Driving under the influence is one of those rare criminal offenses that otherwise law abiding citizens frequently end up being charged with as a result of a momentary lapse in judgment. If you fall into that category, and are now facing charges for driving under the influence (DUI), you probably just want the whole thing to go away. You can count on the prosecuting attorney knowing that is how you feel which is why they often offer first-time DUI defendants a probation only plea agreement very early on in the process. With a probation only plea agreement, you are assured of not being sentenced to any additional time in jail. Knowing you are not going back to jail, why shouldn’t you take the probation only DUI plea agreement offered to you by the prosecutor? You may ultimately decide that the plea agreement offered to you is in your best interest; however, there are several things you should consider before accepting any plea agreement.
Do You Really Understand the Terms of the Plea Agreement?
If you are not represented by an attorney at the time the prosecuting attorney offers you a plea agreement, you are basically relying on the prosecutor to explain the plea and give you advice. Remember, though, the prosecutor is the person who is trying to convict you. The prosecutor in under no obligation to assist you in any way. While it may be true that the terms of the plea agreement offered to you do not require you to return to jail, what the prosecutor is likely leaving out is that the plea agreement does actually sentence you to a term of imprisonment.

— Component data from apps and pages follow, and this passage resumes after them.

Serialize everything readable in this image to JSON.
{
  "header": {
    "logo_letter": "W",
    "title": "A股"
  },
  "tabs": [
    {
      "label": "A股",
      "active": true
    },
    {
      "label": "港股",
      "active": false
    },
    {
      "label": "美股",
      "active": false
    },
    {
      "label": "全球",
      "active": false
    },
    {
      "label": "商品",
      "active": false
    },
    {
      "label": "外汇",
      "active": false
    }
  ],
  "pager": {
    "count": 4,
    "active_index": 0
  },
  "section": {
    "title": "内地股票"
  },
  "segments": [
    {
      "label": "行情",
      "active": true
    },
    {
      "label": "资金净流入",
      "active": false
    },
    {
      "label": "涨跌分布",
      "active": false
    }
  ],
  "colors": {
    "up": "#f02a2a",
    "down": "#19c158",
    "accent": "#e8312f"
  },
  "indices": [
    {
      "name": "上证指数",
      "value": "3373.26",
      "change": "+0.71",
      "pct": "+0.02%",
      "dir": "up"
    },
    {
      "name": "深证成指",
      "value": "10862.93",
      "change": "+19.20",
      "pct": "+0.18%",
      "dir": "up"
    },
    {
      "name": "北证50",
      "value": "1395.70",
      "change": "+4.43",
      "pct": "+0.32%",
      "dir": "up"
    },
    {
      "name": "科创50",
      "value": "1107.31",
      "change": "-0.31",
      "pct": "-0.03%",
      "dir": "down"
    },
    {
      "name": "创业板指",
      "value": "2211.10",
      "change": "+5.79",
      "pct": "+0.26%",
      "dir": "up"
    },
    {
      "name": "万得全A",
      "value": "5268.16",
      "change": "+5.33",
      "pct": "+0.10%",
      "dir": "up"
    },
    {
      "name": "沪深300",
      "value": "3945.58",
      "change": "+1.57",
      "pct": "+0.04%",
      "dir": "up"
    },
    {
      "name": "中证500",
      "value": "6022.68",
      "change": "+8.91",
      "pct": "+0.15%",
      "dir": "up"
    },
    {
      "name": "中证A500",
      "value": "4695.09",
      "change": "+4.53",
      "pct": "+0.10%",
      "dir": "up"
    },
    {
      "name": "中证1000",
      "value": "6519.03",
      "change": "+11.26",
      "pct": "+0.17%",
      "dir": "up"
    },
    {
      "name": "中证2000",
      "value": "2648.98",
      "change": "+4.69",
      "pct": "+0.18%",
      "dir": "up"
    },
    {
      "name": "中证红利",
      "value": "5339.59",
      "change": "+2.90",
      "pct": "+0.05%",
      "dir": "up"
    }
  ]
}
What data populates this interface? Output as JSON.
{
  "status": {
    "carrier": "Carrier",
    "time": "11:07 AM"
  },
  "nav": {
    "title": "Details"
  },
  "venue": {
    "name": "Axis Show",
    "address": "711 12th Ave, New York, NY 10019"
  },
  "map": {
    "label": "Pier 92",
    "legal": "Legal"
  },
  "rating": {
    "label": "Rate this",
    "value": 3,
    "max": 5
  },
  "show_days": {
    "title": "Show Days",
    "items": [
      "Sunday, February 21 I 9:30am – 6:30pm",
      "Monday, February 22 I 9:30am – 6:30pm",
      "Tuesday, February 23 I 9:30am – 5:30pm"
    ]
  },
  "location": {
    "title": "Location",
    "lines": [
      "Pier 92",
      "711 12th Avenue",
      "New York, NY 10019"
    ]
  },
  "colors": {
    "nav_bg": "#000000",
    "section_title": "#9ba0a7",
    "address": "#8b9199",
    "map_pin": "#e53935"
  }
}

That term of imprisonment is then suspended and you are allows to serve that time on probation; however, if you violate any of the terms of your probation you have a lengthy jail sentence (usually a year or more) that was originally suspended but that could be reinstated. The prosecutor is also unlikely to stress all of the fees, fines, and costs associated with accepting a guilty plea nor will the prosecutor likely hammer home the impact the conviction will have on your driving privileges. At the end of the day, you could be signing an agreement that you really do not understand and that failure to understand could be costly down the road.

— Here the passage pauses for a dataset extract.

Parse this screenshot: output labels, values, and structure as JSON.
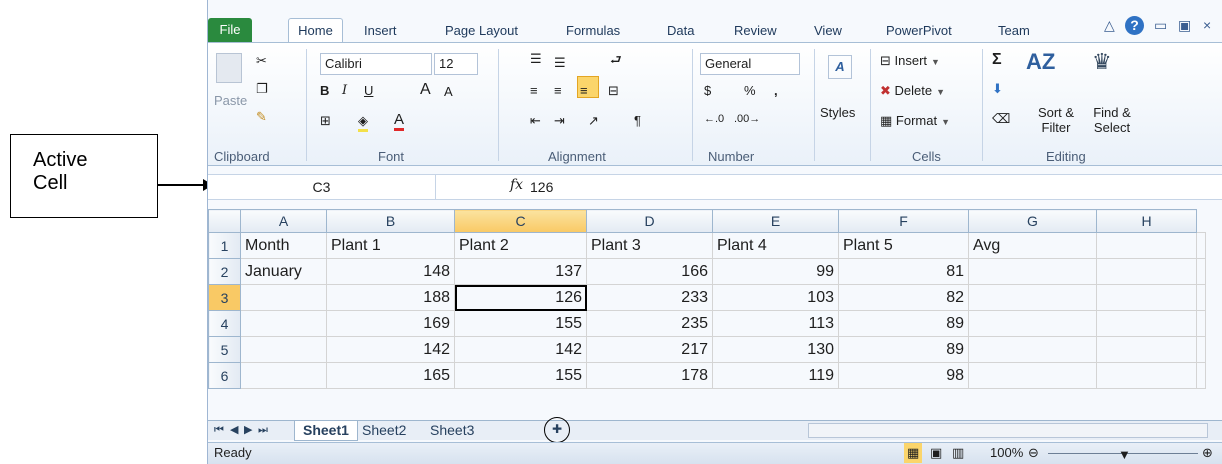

The True Price of Accepting a DUI Plea Agreement
Aside from the hidden terms and conditions of the actual plea agreement you sign, there are a number of other repercussion of accepting a DUI guilty plea agreement of which you may be unaware. These non-judicial consequences can be as serious, if not more serious, than the judicial sentence handed down by the judge. Some of the common short and long-term negative consequences of a DUI conviction may include:
- A requirement that you install an ignition interlock device in your vehicle in order to be able to drive.

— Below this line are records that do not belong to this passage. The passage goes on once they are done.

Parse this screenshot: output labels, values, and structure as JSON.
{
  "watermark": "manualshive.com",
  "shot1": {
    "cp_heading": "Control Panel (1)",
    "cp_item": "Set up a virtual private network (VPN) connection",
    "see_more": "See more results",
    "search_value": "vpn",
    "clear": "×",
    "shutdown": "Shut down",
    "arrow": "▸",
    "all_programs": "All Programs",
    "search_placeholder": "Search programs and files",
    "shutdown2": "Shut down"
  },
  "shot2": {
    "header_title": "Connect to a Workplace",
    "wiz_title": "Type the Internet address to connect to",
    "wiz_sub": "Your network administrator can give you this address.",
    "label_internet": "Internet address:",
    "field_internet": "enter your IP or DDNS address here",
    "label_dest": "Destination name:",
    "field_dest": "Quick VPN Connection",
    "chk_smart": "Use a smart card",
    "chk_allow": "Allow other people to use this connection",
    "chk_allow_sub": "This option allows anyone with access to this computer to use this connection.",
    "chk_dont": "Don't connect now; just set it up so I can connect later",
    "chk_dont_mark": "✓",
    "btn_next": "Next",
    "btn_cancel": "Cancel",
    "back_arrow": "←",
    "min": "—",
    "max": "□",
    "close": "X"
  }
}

- Dramatically increased insurance rates for several years after your conviction. Some people face rates at much as 300 percent higher after a DUI conviction.
- Professional disciplinary action if you hold a license such as a doctor, lawyer, school teacher, or nurse.
- Disqualification for a change of status if you are a foreign born national.
- Loss of visitation privileges or negative impact on custody of minor children.
Consulting with an Experienced Nebraska DUI Attorney
Although you may want the entire mess to just go away, don’t make the mistake of accepting the first offer handed to you by the State. Consult with an experienced Nebraska DUI attorney first. Although the police and the prosecutor often make it sound as if a conviction is a foregone conclusion, it may not be. You might have a defense that could avoid a conviction altogether. Even if a conviction is imminent, your attorney might be able to negotiate better terms for that agreement.
If you have been charged with driving under the influence (DUI) in the State of Nebraska, and the prosecuting attorney has offered you a guilty plea agreement, contact an experienced Nebraska DUI attorney at Petersen Law Office 24 hours a day at 402-513-2180 to discuss your case with an experienced DUI defense lawyer
- Who Is Prohibited from Possessing a Firearm in Nebraska? - Thursday, May 18, 2023
- Understanding a No Contact Order - Monday, May 15, 2023
- How Long Does a Minor in Possession Stay on Your Record in Nebraska? - Monday, April 10, 2023